Call for Papers
We invite proposals dealing with themes within one or several of the 3 Forum Pillars: S-D logic, Service Science, and Network/Systems theory. We especially encourage submissions with an integrative perspective. The proposals could be theoretical and/or empirical and based on qualitative and/or quantitative research. In order to submit an abstract, directions are given at the www.naplesforumonservice.it web page. Abstracts must be structured and follow the format of Emerald journal abstracts. Topics could include the following:
– Business models to manage networks and service systems – Systems Theory, Complexity theory and emergence
– Experience, value-in-use and value-in-context
– Industry 4.0 and digital transformation
– Service Innovation
– Institutional logics in service research
– Integration and management of resources and capabilities
– Methodological challenges and issues in service research
– Multi-disciplinary approaches in service research
– Practice-theory in service research
– Service ecosystems and markets dynamics
– Emergence and Institutionalization in Service Eco-systems
– Service systems and systems thinking
– The Human-Side of Service Engineering
– The Viable Systems Approach (VSA)
– Value co-creation and the changing role of suppliers and customers
– Value propositions
– Artificial intelligence and the human machine service interaction
– Shaping systemic markets – elements, processes and outcomes
– Actor engagement and market-shaping
– The role of media, technology, and professions in shaping markets
– Service-Dominant logic as a grand theory
– Sales Transformation and Smart Technologies
IMPORTANT: These and possible other subthemes must have a clear connection to one or several of the 3 Forum Pillars.
A purpose of the Naples Forum is to get different generations of researchers together both at the organized sessions and informally during breaks and social events. In the final selection of submissions, both senior researchers and newcomers will be given a chance to present. There will be plenary sessions as well as parallel sessions.
Entry into the doctoral workshop is competitive, and places will be limited to 20 students.
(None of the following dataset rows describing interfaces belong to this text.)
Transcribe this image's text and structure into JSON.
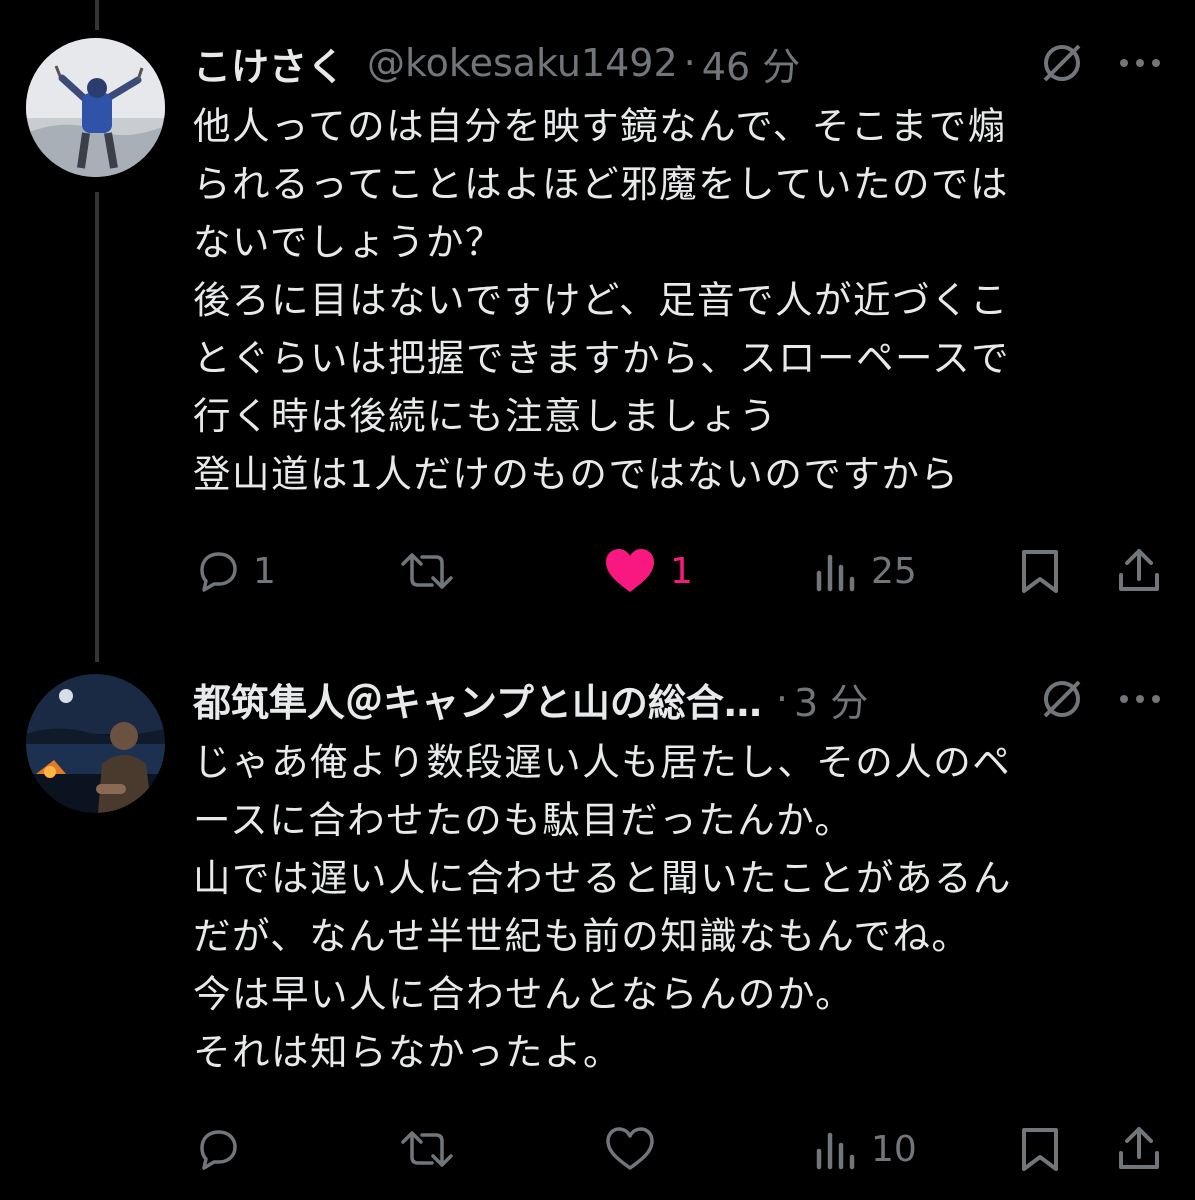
{
  "tweets": [
    {
      "name": "こけさく",
      "handle": "@kokesaku1492",
      "separator": "·",
      "time": "46 分",
      "lines": [
        "他人ってのは自分を映す鏡なんで、そこまで煽",
        "られるってことはよほど邪魔をしていたのでは",
        "ないでしょうか？",
        "後ろに目はないですけど、足音で人が近づくこ",
        "とぐらいは把握できますから、スローペースで",
        "行く時は後続にも注意しましょう",
        "登山道は1人だけのものではないのですから"
      ],
      "replies": "1",
      "retweets": "",
      "likes": "1",
      "views": "25",
      "liked": true
    },
    {
      "name": "都筑隼人＠キャンプと山の総合…",
      "handle": "",
      "separator": "·",
      "time": "3 分",
      "lines": [
        "じゃあ俺より数段遅い人も居たし、その人のペ",
        "ースに合わせたのも駄目だったんか。",
        "山では遅い人に合わせると聞いたことがあるん",
        "だが、なんせ半世紀も前の知識なもんでね。",
        "今は早い人に合わせんとならんのか。",
        "それは知らなかったよ。"
      ],
      "replies": "",
      "retweets": "",
      "likes": "",
      "views": "10",
      "liked": false
    }
  ],
  "colors": {
    "background": "#000000",
    "text": "#e7e9ea",
    "muted": "#71767b",
    "like": "#f91880",
    "thread_line": "#333639"
  },
  "icons": [
    "grok-icon",
    "more-icon",
    "reply-icon",
    "retweet-icon",
    "heart-icon",
    "views-icon",
    "bookmark-icon",
    "share-icon"
  ]
}
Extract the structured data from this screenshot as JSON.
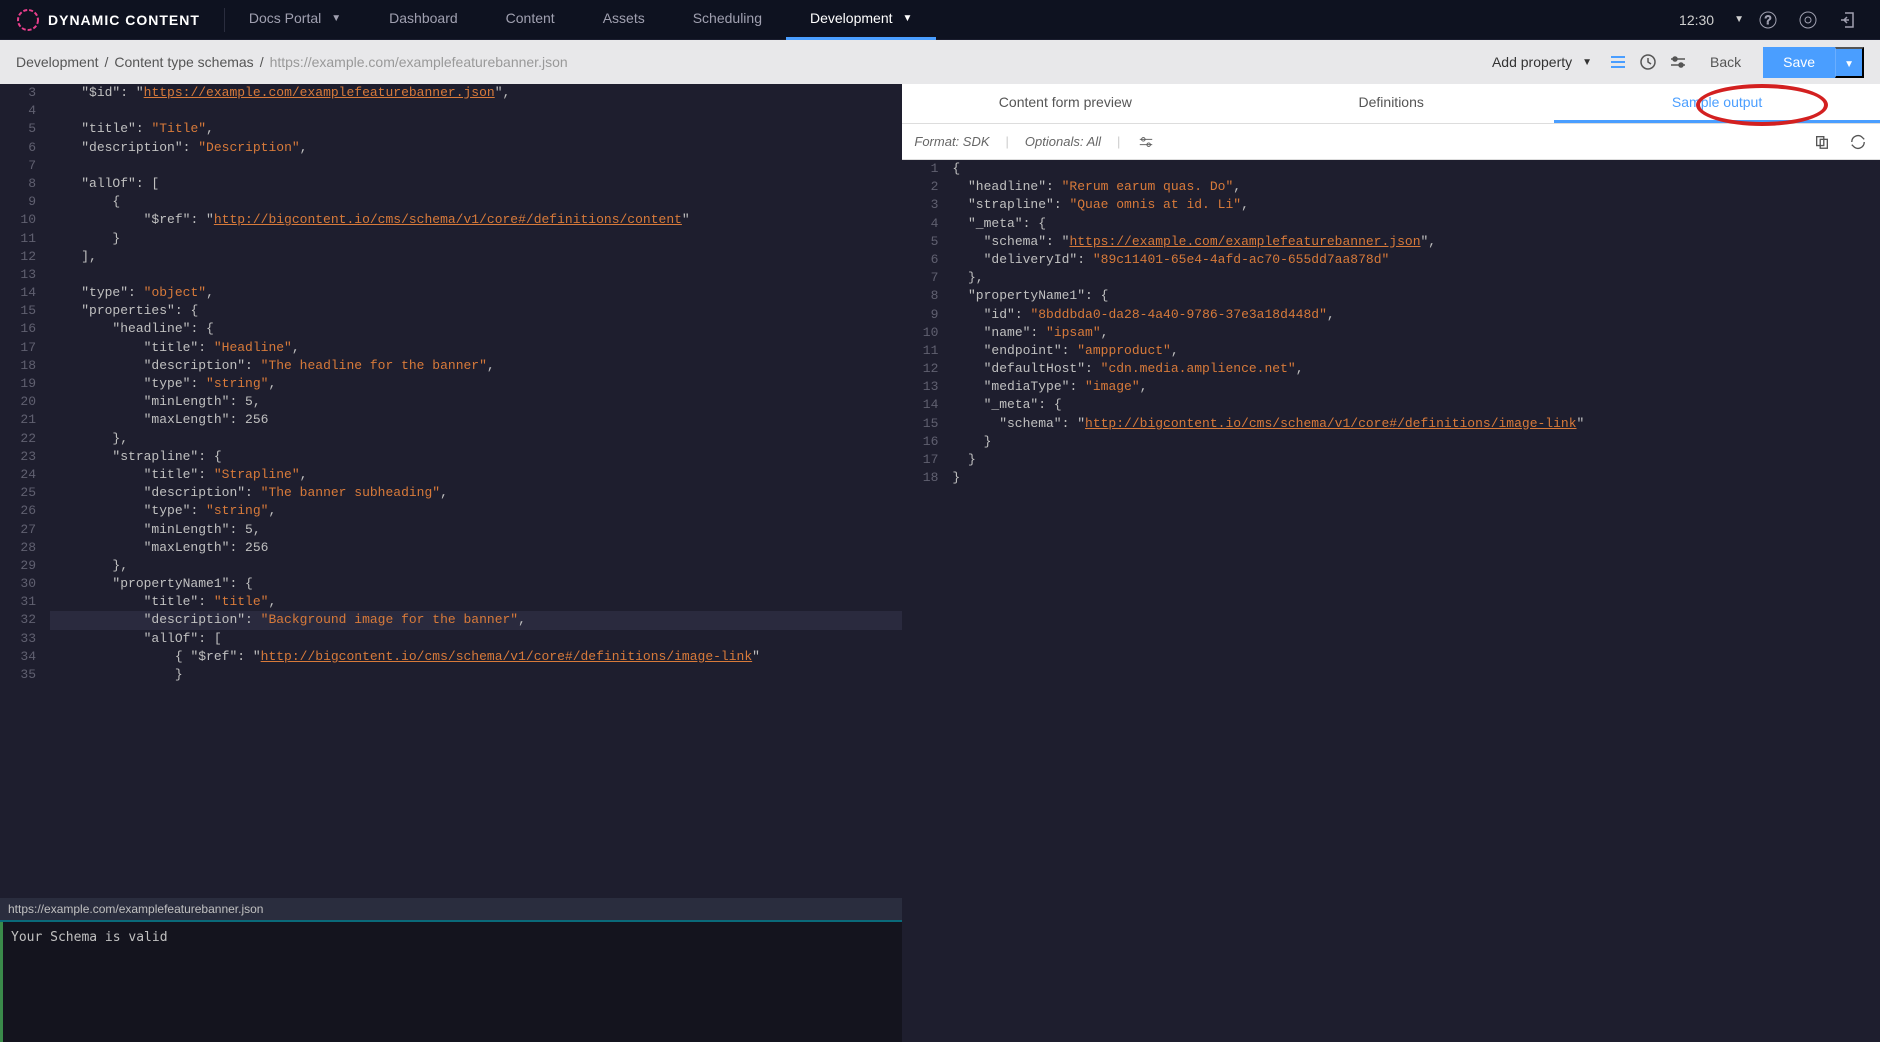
{
  "topbar": {
    "logo_text": "DYNAMIC CONTENT",
    "nav": [
      {
        "label": "Docs Portal",
        "has_dropdown": true
      },
      {
        "label": "Dashboard"
      },
      {
        "label": "Content"
      },
      {
        "label": "Assets"
      },
      {
        "label": "Scheduling"
      },
      {
        "label": "Development",
        "active": true,
        "has_dropdown": true
      }
    ],
    "time": "12:30"
  },
  "subbar": {
    "breadcrumb": {
      "a": "Development",
      "b": "Content type schemas",
      "c": "https://example.com/examplefeaturebanner.json"
    },
    "add_property": "Add property",
    "back": "Back",
    "save": "Save"
  },
  "left_editor": {
    "lines": [
      {
        "n": "3",
        "t": "    \"$id\": \"https://example.com/examplefeaturebanner.json\","
      },
      {
        "n": "4",
        "t": ""
      },
      {
        "n": "5",
        "t": "    \"title\": \"Title\","
      },
      {
        "n": "6",
        "t": "    \"description\": \"Description\","
      },
      {
        "n": "7",
        "t": ""
      },
      {
        "n": "8",
        "t": "    \"allOf\": ["
      },
      {
        "n": "9",
        "t": "        {"
      },
      {
        "n": "10",
        "t": "            \"$ref\": \"http://bigcontent.io/cms/schema/v1/core#/definitions/content\""
      },
      {
        "n": "11",
        "t": "        }"
      },
      {
        "n": "12",
        "t": "    ],"
      },
      {
        "n": "13",
        "t": ""
      },
      {
        "n": "14",
        "t": "    \"type\": \"object\","
      },
      {
        "n": "15",
        "t": "    \"properties\": {"
      },
      {
        "n": "16",
        "t": "        \"headline\": {"
      },
      {
        "n": "17",
        "t": "            \"title\": \"Headline\","
      },
      {
        "n": "18",
        "t": "            \"description\": \"The headline for the banner\","
      },
      {
        "n": "19",
        "t": "            \"type\": \"string\","
      },
      {
        "n": "20",
        "t": "            \"minLength\": 5,"
      },
      {
        "n": "21",
        "t": "            \"maxLength\": 256"
      },
      {
        "n": "22",
        "t": "        },"
      },
      {
        "n": "23",
        "t": "        \"strapline\": {"
      },
      {
        "n": "24",
        "t": "            \"title\": \"Strapline\","
      },
      {
        "n": "25",
        "t": "            \"description\": \"The banner subheading\","
      },
      {
        "n": "26",
        "t": "            \"type\": \"string\","
      },
      {
        "n": "27",
        "t": "            \"minLength\": 5,"
      },
      {
        "n": "28",
        "t": "            \"maxLength\": 256"
      },
      {
        "n": "29",
        "t": "        },"
      },
      {
        "n": "30",
        "t": "        \"propertyName1\": {"
      },
      {
        "n": "31",
        "t": "            \"title\": \"title\","
      },
      {
        "n": "32",
        "t": "            \"description\": \"Background image for the banner\",",
        "hl": true
      },
      {
        "n": "33",
        "t": "            \"allOf\": ["
      },
      {
        "n": "34",
        "t": "                { \"$ref\": \"http://bigcontent.io/cms/schema/v1/core#/definitions/image-link\""
      },
      {
        "n": "35",
        "t": "                }"
      }
    ],
    "footer": "https://example.com/examplefeaturebanner.json",
    "status": "Your Schema is valid"
  },
  "right_panel": {
    "tabs": {
      "a": "Content form preview",
      "b": "Definitions",
      "c": "Sample output"
    },
    "toolbar": {
      "format": "Format: SDK",
      "optionals": "Optionals: All"
    },
    "lines": [
      {
        "n": "1",
        "t": "{"
      },
      {
        "n": "2",
        "t": "  \"headline\": \"Rerum earum quas. Do\","
      },
      {
        "n": "3",
        "t": "  \"strapline\": \"Quae omnis at id. Li\","
      },
      {
        "n": "4",
        "t": "  \"_meta\": {"
      },
      {
        "n": "5",
        "t": "    \"schema\": \"https://example.com/examplefeaturebanner.json\","
      },
      {
        "n": "6",
        "t": "    \"deliveryId\": \"89c11401-65e4-4afd-ac70-655dd7aa878d\""
      },
      {
        "n": "7",
        "t": "  },"
      },
      {
        "n": "8",
        "t": "  \"propertyName1\": {"
      },
      {
        "n": "9",
        "t": "    \"id\": \"8bddbda0-da28-4a40-9786-37e3a18d448d\","
      },
      {
        "n": "10",
        "t": "    \"name\": \"ipsam\","
      },
      {
        "n": "11",
        "t": "    \"endpoint\": \"ampproduct\","
      },
      {
        "n": "12",
        "t": "    \"defaultHost\": \"cdn.media.amplience.net\","
      },
      {
        "n": "13",
        "t": "    \"mediaType\": \"image\","
      },
      {
        "n": "14",
        "t": "    \"_meta\": {"
      },
      {
        "n": "15",
        "t": "      \"schema\": \"http://bigcontent.io/cms/schema/v1/core#/definitions/image-link\""
      },
      {
        "n": "16",
        "t": "    }"
      },
      {
        "n": "17",
        "t": "  }"
      },
      {
        "n": "18",
        "t": "}"
      }
    ]
  }
}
If you would like to participate in the workshop, please submit an application containing:
– Research proposal summarizing your PhD project (max 1500 words, excluding references)
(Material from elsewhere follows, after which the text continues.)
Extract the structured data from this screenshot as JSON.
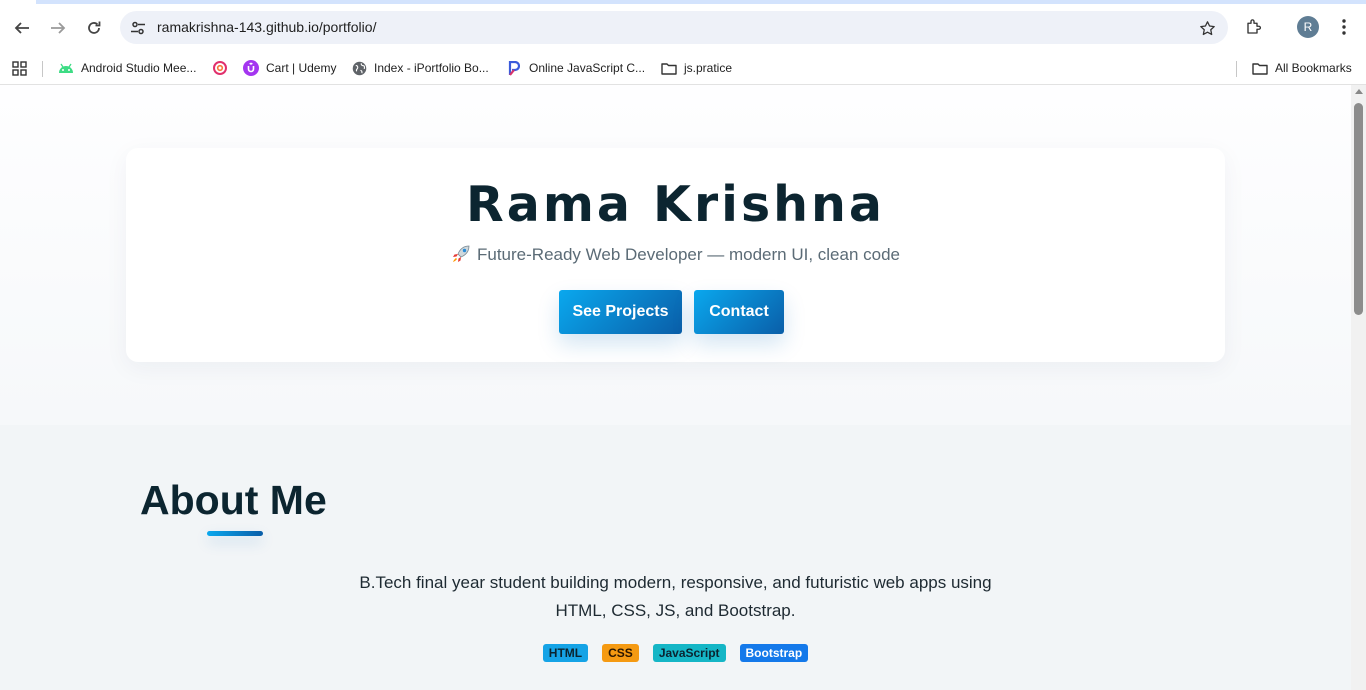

– Brief motivation letter explaining how you would contribute to the workshop, and how the workshop fits your research interests
– Short academic CV
The application should be sent by 8 June 2021 via email to all the co-chairs (see addresses below), using the subject line ‘NFS 2021 doctoral workshop’. Submitters will be informed whether they have been accepted for the workshop by March 10, 2021.